Problem requirements:
Write the data out again, character for character, with no images.

■ ■ ■ ■

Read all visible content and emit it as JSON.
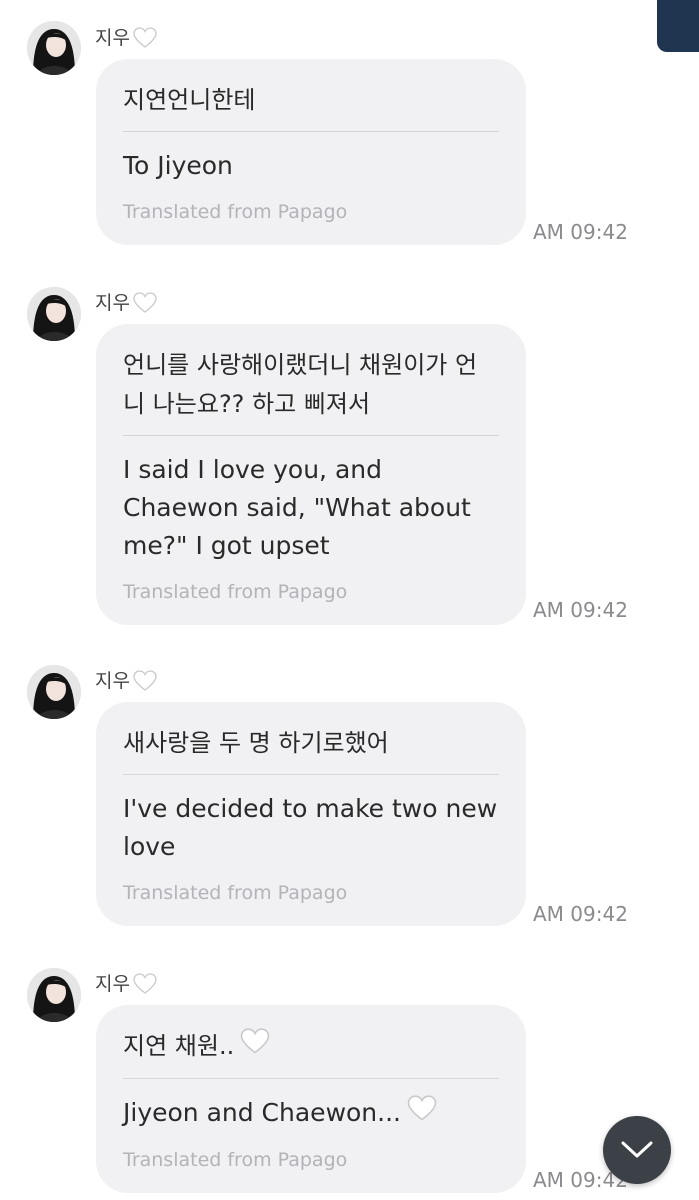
{
  "messages": [
    {
      "sender": "지우",
      "original": "지연언니한테",
      "translated": "To Jiyeon",
      "source": "Translated from Papago",
      "time": "AM 09:42"
    },
    {
      "sender": "지우",
      "original": "언니를 사랑해이랬더니 채원이가 언니 나는요?? 하고 삐져서",
      "translated": "I said I love you, and Chaewon said, \"What about me?\" I got upset",
      "source": "Translated from Papago",
      "time": "AM 09:42"
    },
    {
      "sender": "지우",
      "original": "새사랑을 두 명 하기로했어",
      "translated": "I've decided to make two new love",
      "source": "Translated from Papago",
      "time": "AM 09:42"
    },
    {
      "sender": "지우",
      "original": "지연 채원..",
      "translated": "Jiyeon and Chaewon...",
      "source": "Translated from Papago",
      "time": "AM 09:42"
    }
  ],
  "icons": {
    "sender_heart": "white-heart-icon",
    "scroll_down": "chevron-down-icon"
  },
  "colors": {
    "bubble": "#f1f1f3",
    "source_text": "#b3b3b8",
    "time_text": "#8a8a8f",
    "scroll_button": "#3c4047"
  }
}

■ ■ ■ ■

Result for this exercise:
Read all visible content and emit it as JSON.
{
  "messages": [
    {
      "sender": "지우",
      "original": "지연언니한테",
      "translated": "To Jiyeon",
      "source": "Translated from Papago",
      "time": "AM 09:42"
    },
    {
      "sender": "지우",
      "original": "언니를 사랑해이랬더니 채원이가 언니 나는요?? 하고 삐져서",
      "translated": "I said I love you, and Chaewon said, \"What about me?\" I got upset",
      "source": "Translated from Papago",
      "time": "AM 09:42"
    },
    {
      "sender": "지우",
      "original": "새사랑을 두 명 하기로했어",
      "translated": "I've decided to make two new love",
      "source": "Translated from Papago",
      "time": "AM 09:42"
    },
    {
      "sender": "지우",
      "original": "지연 채원..",
      "translated": "Jiyeon and Chaewon...",
      "source": "Translated from Papago",
      "time": "AM 09:42"
    }
  ],
  "icons": {
    "sender_heart": "white-heart-icon",
    "scroll_down": "chevron-down-icon"
  },
  "colors": {
    "bubble": "#f1f1f3",
    "source_text": "#b3b3b8",
    "time_text": "#8a8a8f",
    "scroll_button": "#3c4047"
  }
}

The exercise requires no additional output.